With at least 18 states debating whether to require Merck's Gardasil vaccine for schoolgirls, Merck has funneled money through Women in Government, an advocacy group made up of female state legislators around the country.
A top official from Merck's vaccine division sits on Women in Government's business council, and many of the bills around the country have been introduced by members of Women in Government.
"Cervical cancer is of particular interest to our members because it represents the first opportunity that we have to actually eliminate a cancer," Women in Government President Susan Crosby said.
Gardasil, approved by the federal government in June, protects girls and women against strains of the human papillomavirus, or HPV, that are responsible for most cases of cervical cancer. A government advisory panel has recommended that all girls get the shots at 11 and 12, before they are likely to be sexually active.
But no state has yet to add Gardasil to the list of vaccinations youngsters must have under law to be enrolled in school.
Merck spokeswoman Janet Skidmore would not say how much the company is spending on lobbyists or how much it has donated to Women in Government. Crosby also declined to specify how much the drug company gave.
But Skidmore said: "We disclosed the fact that we provide funding to this organization. We're not in any way trying to obscure that."
The New Jersey-based drug company could generate billions in sales if Gardasil — at $360 for the three-shot regimen — were made mandatory across the country. Most insurance companies now cover the vaccine, which has been shown to have no serious side effects.
Cathie Adams, president of the conservative watchdog group Texas Eagle Forum, said the relationship between Merck and Women in Government is too cozy.
"What it does is benefit the pharmaceutical companies, and I don't want pharmaceutical companies taking precedence over the authorities of parents," she said.
Adams said Merck's method of lobbying quietly through groups like Women in Government in addition to meeting directly with legislators are common in state government but still should raise eyebrows. "It's corrupt as far as I'm concerned," she said.
A mandatory vaccine against a sexually transmitted disease could be a tough sell in the Lone Star State and other conservative strongholds, where schools preach abstinence and parents' rights are sacrosanct.
But Merck has doubled its spending on lobbyists in Texas this year, to between $150,000 and $250,000, as lawmakers consider the vaccine bill for girls entering the sixth grade.
Also, the drugmaker has hired one of the state's most powerful lobbyists, Mike Toomey, who once served as Republican Gov. Rick Perry's chief of staff and can influence conservatives who see him as one of their own.
"What we support are approaches that achieve high immunization rates," said Skidmore, the Merck spokeswoman. "We're talking about cervical cancer here, the second-leading cancer among women worldwide."
The legislation already has the enthusiastic support of the conservative governor.
"I look at this no different than vaccinating our children for polio," Perry said. "If there are diseases in our society that are going to cost us large amounts of money, it just makes good economic sense, not to mention the health and well being of these individuals to have those vaccines available."
Proposals for mandates have popped up from California to Connecticut since the first piece of legislation was introduced in September in Michigan.
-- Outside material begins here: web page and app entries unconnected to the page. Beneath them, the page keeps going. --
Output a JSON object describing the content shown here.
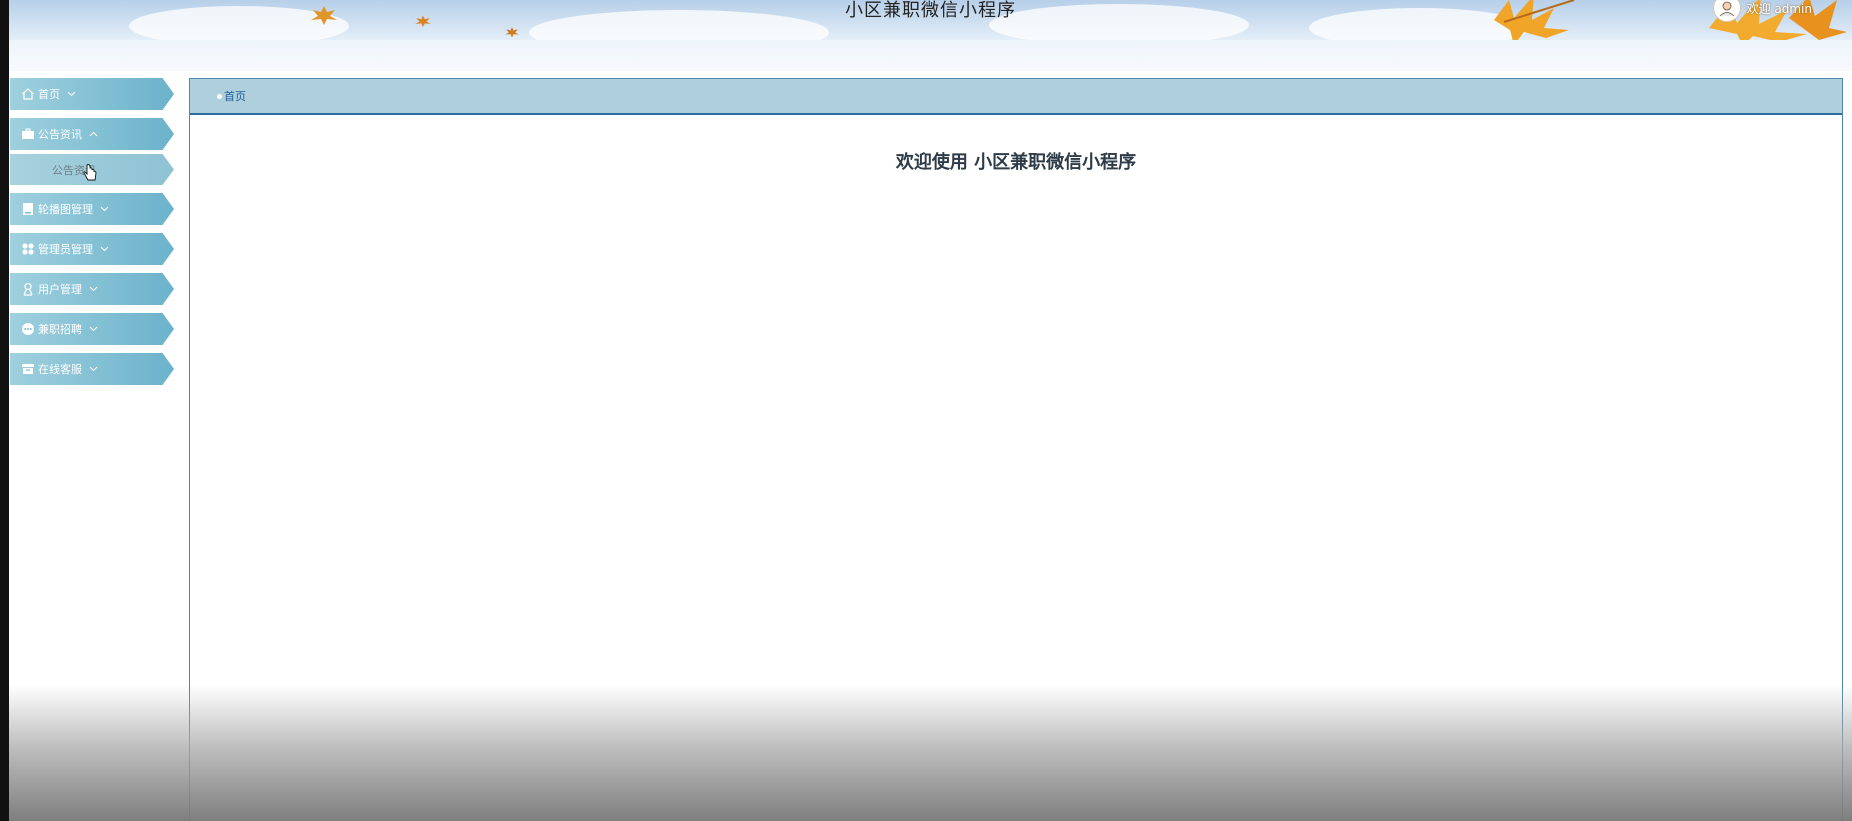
{
  "header": {
    "title": "小区兼职微信小程序",
    "welcome_text": "欢迎 admin"
  },
  "breadcrumb": {
    "home": "首页"
  },
  "main": {
    "welcome_title": "欢迎使用 小区兼职微信小程序"
  },
  "sidebar": {
    "items": [
      {
        "label": "首页",
        "icon": "home-icon"
      },
      {
        "label": "公告资讯",
        "icon": "briefcase-icon"
      },
      {
        "label": "轮播图管理",
        "icon": "image-icon"
      },
      {
        "label": "管理员管理",
        "icon": "grid-icon"
      },
      {
        "label": "用户管理",
        "icon": "user-icon"
      },
      {
        "label": "兼职招聘",
        "icon": "chat-icon"
      },
      {
        "label": "在线客服",
        "icon": "archive-icon"
      }
    ],
    "sub_items": {
      "announcement": "公告资讯"
    }
  },
  "colors": {
    "sidebar_gradient_start": "#9fd0de",
    "sidebar_gradient_end": "#6bb2cb",
    "breadcrumb_bg": "#aecfdb",
    "breadcrumb_border": "#2f6f9f",
    "main_border": "#4f86ad"
  }
}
Michigan's bill was narrowly defeated last month. Lawmakers said the requirement would intrude on families' privacy, even though, as in most states' proposals, parents could opt out.
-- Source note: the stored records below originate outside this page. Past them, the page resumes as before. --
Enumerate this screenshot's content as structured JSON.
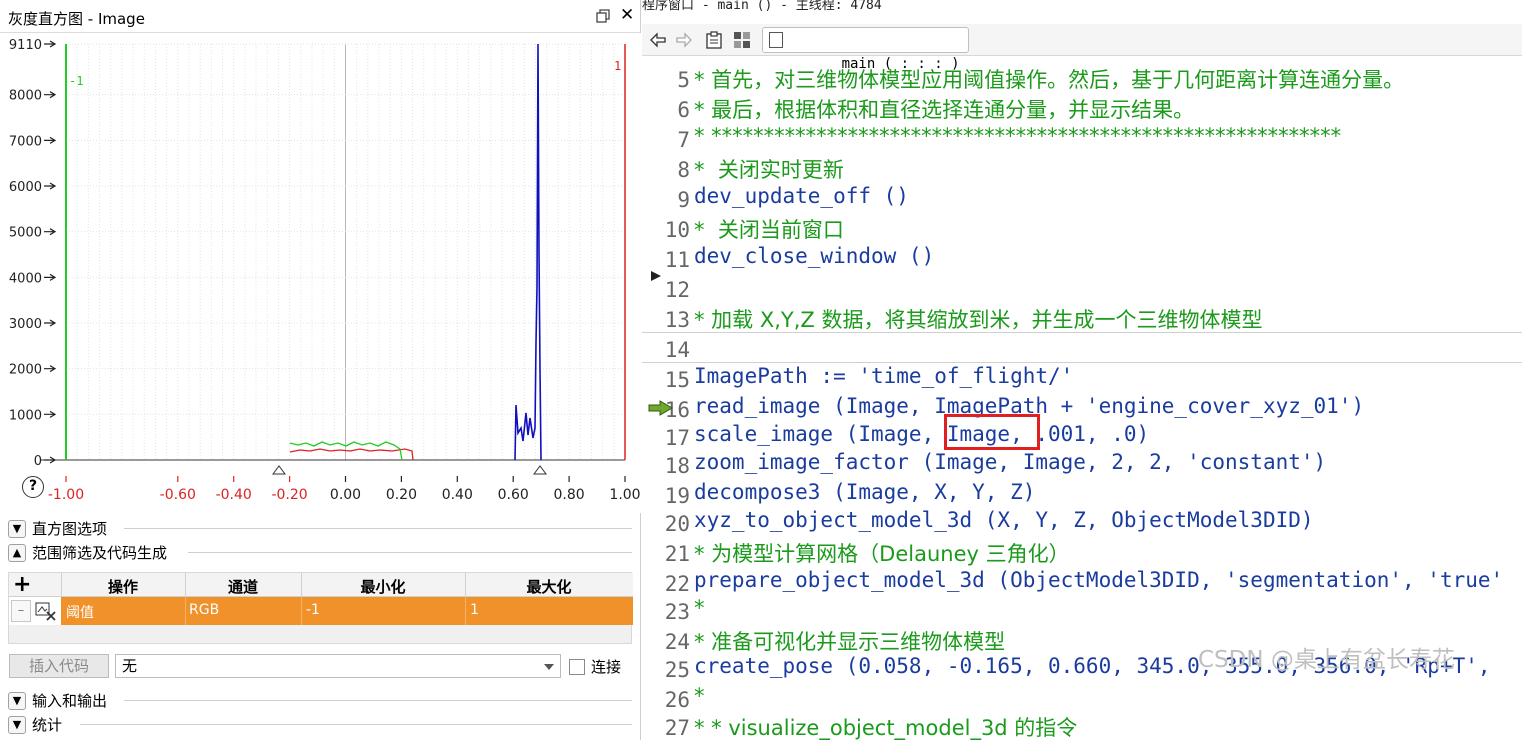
{
  "histogram_window": {
    "title": "灰度直方图 - Image",
    "y_ticks": [
      "9110",
      "8000",
      "7000",
      "6000",
      "5000",
      "4000",
      "3000",
      "2000",
      "1000",
      "0"
    ],
    "x_ticks": [
      "-1.00",
      "-0.60",
      "-0.40",
      "-0.20",
      "0.00",
      "0.20",
      "0.40",
      "0.60",
      "0.80",
      "1.00"
    ],
    "threshold_min_label": "-1",
    "threshold_max_label": "1",
    "help_glyph": "?",
    "colors": {
      "min_line": "#22cc22",
      "max_line": "#dd2222",
      "trace_blue": "#1010c0",
      "trace_green": "#22cc22",
      "trace_red": "#dd2222"
    },
    "sections": {
      "hist_options": "直方图选项",
      "range_filter": "范围筛选及代码生成",
      "io": "输入和输出",
      "stats": "统计"
    },
    "table": {
      "add": "+",
      "remove": "–",
      "headers": [
        "操作",
        "通道",
        "最小化",
        "最大化"
      ],
      "row": {
        "op": "阈值",
        "channel": "RGB",
        "min": "-1",
        "max": "1"
      },
      "row_color": "#f0912a"
    },
    "insert_code": "插入代码",
    "code_select": "无",
    "connect_label": "连接"
  },
  "histogram_data": {
    "type": "line",
    "ylim": [
      0,
      9110
    ],
    "xlim": [
      -1.0,
      1.0
    ],
    "peak_x": 0.69,
    "peak_y": 9110
  },
  "program_window": {
    "title": "程序窗口 - main () - 主线程: 4784",
    "procedure": "main ( : : : )",
    "watermark": "CSDN @桌上有盆长寿花",
    "lines": [
      {
        "n": "5",
        "text": "* 首先，对三维物体模型应用阈值操作。然后，基于几何距离计算连通分量。",
        "kind": "comment"
      },
      {
        "n": "6",
        "text": "* 最后，根据体积和直径选择连通分量，并显示结果。",
        "kind": "comment"
      },
      {
        "n": "7",
        "text": "* ************************************************************",
        "kind": "comment"
      },
      {
        "n": "8",
        "text": "*  关闭实时更新",
        "kind": "comment"
      },
      {
        "n": "9",
        "text": "dev_update_off ()",
        "kind": "code"
      },
      {
        "n": "10",
        "text": "*  关闭当前窗口",
        "kind": "comment"
      },
      {
        "n": "11",
        "text": "dev_close_window ()",
        "kind": "code"
      },
      {
        "n": "12",
        "text": "",
        "kind": "code"
      },
      {
        "n": "13",
        "text": "* 加载 X,Y,Z 数据，将其缩放到米，并生成一个三维物体模型",
        "kind": "comment"
      },
      {
        "n": "14",
        "text": "",
        "kind": "code"
      },
      {
        "n": "15",
        "text": "ImagePath := 'time_of_flight/'",
        "kind": "code"
      },
      {
        "n": "16",
        "text": "read_image (Image, ImagePath + 'engine_cover_xyz_01')",
        "kind": "code"
      },
      {
        "n": "17",
        "text": "scale_image (Image, Image, .001, .0)",
        "kind": "code"
      },
      {
        "n": "18",
        "text": "zoom_image_factor (Image, Image, 2, 2, 'constant')",
        "kind": "code"
      },
      {
        "n": "19",
        "text": "decompose3 (Image, X, Y, Z)",
        "kind": "code"
      },
      {
        "n": "20",
        "text": "xyz_to_object_model_3d (X, Y, Z, ObjectModel3DID)",
        "kind": "code"
      },
      {
        "n": "21",
        "text": "* 为模型计算网格（Delauney 三角化）",
        "kind": "comment"
      },
      {
        "n": "22",
        "text": "prepare_object_model_3d (ObjectModel3DID, 'segmentation', 'true'",
        "kind": "code"
      },
      {
        "n": "23",
        "text": "*",
        "kind": "comment"
      },
      {
        "n": "24",
        "text": "* 准备可视化并显示三维物体模型",
        "kind": "comment"
      },
      {
        "n": "25",
        "text": "create_pose (0.058, -0.165, 0.660, 345.0, 355.0, 356.0, 'Rp+T',",
        "kind": "code"
      },
      {
        "n": "26",
        "text": "*",
        "kind": "comment"
      },
      {
        "n": "27",
        "text": "* * visualize_object_model_3d 的指令",
        "kind": "comment"
      }
    ],
    "code_color": "#1a3c9f",
    "comment_color": "#1b9a1b"
  }
}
Even with such opt-out provisions, mandates take away parents' rights to make medical decisions for their children, said Linda Klepacki of the Colorado-based evangelical organization Focus on the Family. The group contends the vaccine should be available for parents who want it, but not forced on those who don't.
But Texas Rep. Jessica Farrar said her proposal is aimed at protecting children whose parents are less informed about or less interested in preventive care.
"Not everybody has equal sets of parents," said Farrar, a Houston Democrat who had precancerous cells removed from her cervix several years ago. "I think this is a public health issue and to not want to eradicate cervical cancer is irresponsible."
Drug-industry analyst Steve Brozak of W.B.B. Securities has projected Gardasil sales of at least $1 billion per year — and billions more if states start requiring the vaccine. "I could not think of a bigger boost," he said.